Copy every line from the records that holds the word "true".

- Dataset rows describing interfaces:
- - -

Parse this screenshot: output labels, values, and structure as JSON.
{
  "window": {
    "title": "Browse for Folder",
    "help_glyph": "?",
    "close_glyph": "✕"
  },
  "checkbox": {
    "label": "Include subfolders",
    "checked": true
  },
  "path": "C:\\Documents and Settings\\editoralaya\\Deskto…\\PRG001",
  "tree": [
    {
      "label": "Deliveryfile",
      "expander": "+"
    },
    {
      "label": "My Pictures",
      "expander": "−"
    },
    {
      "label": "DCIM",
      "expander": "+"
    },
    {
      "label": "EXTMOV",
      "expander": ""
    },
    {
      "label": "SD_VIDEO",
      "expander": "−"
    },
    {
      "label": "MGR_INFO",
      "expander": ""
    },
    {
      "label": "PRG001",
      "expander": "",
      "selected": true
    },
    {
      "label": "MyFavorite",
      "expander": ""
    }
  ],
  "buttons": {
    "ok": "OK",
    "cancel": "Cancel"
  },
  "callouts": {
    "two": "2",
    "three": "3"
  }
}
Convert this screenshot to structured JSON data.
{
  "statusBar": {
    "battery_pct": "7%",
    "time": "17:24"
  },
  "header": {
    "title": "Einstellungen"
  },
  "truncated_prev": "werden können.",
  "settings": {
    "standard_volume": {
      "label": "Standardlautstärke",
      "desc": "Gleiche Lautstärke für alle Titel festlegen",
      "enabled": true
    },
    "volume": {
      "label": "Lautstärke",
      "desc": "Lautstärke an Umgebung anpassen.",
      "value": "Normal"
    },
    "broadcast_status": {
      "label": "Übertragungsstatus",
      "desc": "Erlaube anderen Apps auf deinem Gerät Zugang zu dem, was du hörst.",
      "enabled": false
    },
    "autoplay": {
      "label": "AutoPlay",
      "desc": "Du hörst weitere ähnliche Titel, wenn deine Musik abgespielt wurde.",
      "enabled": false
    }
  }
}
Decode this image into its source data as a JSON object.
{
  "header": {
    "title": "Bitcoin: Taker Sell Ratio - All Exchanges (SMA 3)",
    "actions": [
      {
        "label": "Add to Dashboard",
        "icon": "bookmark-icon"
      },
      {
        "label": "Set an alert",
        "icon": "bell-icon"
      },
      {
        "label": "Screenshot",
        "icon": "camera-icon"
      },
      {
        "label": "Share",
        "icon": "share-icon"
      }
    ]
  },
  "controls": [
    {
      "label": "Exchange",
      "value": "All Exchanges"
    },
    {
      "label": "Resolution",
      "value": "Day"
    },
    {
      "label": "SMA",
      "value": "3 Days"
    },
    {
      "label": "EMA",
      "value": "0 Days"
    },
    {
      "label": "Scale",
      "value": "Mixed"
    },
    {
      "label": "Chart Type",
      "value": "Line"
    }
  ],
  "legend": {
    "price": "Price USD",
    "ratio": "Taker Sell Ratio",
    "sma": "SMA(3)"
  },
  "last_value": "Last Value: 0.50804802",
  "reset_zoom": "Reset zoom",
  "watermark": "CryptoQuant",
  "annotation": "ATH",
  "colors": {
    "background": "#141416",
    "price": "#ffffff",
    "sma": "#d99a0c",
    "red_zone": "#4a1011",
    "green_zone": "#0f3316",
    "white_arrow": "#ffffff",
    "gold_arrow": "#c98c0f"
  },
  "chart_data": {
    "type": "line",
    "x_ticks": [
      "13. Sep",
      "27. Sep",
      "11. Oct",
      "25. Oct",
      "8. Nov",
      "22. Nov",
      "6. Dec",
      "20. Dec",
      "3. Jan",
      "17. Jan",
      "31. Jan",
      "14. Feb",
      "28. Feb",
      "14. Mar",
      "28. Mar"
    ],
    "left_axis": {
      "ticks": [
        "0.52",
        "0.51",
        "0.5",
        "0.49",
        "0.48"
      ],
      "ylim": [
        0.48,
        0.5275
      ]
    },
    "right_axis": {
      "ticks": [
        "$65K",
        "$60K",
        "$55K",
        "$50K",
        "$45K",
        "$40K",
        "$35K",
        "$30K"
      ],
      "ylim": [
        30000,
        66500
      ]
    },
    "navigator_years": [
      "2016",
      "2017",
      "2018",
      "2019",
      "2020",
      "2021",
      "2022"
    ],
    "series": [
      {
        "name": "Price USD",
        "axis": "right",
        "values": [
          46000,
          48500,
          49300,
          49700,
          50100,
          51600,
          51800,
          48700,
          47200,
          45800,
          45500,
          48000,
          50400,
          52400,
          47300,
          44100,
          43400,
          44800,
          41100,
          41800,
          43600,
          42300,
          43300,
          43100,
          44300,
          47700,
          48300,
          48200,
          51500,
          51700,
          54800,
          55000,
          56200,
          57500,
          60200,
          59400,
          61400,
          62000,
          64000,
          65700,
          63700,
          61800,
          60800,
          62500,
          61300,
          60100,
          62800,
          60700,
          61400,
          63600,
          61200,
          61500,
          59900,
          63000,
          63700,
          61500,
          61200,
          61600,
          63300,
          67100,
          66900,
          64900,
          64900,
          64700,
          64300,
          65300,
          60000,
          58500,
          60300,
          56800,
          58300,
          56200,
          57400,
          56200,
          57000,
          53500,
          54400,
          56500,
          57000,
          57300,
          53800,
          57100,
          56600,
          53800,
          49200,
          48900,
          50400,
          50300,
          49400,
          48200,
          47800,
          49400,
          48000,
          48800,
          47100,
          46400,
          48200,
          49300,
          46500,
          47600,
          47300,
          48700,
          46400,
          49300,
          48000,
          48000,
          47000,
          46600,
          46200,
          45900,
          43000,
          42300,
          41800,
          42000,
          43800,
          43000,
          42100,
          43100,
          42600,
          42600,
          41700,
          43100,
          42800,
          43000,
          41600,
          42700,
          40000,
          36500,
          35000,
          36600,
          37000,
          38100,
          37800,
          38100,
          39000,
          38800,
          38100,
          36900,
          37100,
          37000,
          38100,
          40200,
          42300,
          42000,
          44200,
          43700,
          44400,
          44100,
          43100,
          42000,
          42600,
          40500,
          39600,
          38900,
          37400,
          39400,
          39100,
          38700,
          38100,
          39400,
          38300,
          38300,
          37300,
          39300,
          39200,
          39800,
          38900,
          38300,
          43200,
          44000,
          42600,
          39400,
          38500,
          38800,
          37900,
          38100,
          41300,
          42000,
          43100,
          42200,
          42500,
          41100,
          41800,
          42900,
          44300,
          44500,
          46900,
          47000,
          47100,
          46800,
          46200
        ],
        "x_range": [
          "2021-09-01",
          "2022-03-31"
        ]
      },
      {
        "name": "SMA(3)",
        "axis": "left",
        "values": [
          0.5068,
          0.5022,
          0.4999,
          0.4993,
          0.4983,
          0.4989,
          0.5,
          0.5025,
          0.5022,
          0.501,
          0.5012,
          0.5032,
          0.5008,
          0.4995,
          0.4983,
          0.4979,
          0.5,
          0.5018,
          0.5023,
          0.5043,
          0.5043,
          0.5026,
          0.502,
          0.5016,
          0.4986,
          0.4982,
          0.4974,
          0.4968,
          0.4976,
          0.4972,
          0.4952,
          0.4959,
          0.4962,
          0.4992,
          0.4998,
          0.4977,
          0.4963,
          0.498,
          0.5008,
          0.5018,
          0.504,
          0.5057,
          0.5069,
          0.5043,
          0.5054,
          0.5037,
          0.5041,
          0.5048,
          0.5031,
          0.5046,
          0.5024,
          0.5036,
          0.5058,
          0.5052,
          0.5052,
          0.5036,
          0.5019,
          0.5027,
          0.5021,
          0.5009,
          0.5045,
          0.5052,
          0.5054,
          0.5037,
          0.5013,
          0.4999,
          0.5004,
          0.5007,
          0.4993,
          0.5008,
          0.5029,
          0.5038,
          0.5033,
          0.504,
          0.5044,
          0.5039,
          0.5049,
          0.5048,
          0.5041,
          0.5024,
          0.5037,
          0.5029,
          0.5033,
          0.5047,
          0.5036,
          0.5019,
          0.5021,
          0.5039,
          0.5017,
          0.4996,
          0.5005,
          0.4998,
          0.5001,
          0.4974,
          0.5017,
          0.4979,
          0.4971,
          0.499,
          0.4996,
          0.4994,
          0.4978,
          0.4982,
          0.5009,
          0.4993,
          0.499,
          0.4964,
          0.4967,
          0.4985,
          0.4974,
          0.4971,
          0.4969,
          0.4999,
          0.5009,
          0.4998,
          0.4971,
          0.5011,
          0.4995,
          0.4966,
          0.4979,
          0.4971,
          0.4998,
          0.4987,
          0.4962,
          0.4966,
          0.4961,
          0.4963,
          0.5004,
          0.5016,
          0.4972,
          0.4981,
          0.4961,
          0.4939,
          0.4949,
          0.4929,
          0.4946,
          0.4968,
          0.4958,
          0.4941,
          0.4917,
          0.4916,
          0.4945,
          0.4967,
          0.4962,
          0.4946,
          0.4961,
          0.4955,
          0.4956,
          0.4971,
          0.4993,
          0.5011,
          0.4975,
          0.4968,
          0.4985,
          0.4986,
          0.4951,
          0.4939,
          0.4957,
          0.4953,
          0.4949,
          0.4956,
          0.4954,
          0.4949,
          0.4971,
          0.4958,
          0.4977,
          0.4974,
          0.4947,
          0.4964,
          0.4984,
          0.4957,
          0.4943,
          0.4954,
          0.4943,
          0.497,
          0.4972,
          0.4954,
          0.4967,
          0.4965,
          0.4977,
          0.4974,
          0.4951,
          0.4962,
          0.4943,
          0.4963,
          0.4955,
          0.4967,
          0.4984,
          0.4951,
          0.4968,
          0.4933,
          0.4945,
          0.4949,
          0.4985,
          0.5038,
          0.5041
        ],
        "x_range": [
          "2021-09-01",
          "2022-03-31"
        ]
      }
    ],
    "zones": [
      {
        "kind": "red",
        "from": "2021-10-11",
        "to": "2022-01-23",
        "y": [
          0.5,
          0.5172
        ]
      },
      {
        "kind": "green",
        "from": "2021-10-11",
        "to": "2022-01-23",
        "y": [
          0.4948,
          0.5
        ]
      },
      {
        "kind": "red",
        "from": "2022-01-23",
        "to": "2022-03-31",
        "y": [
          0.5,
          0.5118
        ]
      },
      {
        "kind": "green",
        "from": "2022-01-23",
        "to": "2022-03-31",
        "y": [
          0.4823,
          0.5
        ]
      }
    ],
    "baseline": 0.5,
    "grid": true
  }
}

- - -

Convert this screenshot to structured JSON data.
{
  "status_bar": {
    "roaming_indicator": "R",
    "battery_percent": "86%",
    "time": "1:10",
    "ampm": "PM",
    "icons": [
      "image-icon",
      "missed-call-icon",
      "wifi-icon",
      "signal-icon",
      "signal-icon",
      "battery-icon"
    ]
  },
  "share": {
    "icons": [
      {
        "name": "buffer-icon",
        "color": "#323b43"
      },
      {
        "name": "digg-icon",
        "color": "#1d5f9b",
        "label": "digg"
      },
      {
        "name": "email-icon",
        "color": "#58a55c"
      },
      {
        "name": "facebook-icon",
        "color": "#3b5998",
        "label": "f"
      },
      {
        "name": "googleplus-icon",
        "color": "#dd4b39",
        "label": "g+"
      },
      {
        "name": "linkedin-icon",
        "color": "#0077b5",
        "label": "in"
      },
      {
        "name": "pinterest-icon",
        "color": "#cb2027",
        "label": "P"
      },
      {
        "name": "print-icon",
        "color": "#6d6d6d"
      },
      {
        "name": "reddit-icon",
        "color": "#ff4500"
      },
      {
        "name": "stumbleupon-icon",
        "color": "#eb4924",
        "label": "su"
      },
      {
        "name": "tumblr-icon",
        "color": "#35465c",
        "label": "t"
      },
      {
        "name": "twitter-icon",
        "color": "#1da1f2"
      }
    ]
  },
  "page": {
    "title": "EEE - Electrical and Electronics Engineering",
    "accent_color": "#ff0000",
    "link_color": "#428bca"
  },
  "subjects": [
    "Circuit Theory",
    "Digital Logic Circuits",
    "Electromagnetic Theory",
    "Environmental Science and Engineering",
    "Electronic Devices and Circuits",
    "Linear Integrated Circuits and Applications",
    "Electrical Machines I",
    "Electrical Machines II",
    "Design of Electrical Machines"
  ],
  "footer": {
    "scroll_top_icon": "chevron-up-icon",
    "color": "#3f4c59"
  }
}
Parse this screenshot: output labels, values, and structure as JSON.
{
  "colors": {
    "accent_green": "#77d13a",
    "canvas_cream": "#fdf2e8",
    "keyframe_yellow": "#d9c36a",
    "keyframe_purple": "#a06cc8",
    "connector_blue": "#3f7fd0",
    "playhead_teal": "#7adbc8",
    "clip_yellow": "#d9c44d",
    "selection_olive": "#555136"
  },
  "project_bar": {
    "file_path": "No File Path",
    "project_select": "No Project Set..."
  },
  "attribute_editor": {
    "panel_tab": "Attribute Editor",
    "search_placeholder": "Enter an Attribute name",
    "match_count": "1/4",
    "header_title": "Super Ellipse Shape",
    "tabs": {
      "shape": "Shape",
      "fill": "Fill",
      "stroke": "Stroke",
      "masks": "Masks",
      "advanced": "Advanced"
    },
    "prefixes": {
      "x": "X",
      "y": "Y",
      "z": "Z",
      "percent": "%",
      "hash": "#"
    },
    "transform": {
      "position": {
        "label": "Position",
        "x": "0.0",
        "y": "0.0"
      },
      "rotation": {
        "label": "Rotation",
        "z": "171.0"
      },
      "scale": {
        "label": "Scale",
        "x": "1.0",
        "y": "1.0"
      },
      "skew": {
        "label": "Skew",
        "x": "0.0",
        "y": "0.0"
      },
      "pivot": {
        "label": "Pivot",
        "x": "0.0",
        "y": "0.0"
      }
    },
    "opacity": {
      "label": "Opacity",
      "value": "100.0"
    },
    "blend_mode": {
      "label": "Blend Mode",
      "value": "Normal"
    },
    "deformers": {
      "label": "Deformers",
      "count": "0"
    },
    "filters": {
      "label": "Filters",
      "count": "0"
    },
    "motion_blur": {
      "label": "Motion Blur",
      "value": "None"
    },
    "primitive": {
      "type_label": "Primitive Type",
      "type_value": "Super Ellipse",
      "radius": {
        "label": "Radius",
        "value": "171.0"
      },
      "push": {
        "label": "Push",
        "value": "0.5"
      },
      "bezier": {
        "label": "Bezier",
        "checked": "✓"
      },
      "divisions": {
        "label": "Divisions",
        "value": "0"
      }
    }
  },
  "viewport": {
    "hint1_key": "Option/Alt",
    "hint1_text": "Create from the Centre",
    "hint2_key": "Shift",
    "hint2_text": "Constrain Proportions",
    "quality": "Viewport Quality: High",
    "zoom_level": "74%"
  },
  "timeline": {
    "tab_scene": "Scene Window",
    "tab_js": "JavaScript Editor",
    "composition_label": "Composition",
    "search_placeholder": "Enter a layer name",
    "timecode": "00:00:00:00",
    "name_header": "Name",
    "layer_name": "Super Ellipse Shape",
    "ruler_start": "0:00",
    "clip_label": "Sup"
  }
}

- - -

- SOLUTION TO THE EXERCISE:
    "checked": true
      "selected": true
      "enabled": true
    "grid": true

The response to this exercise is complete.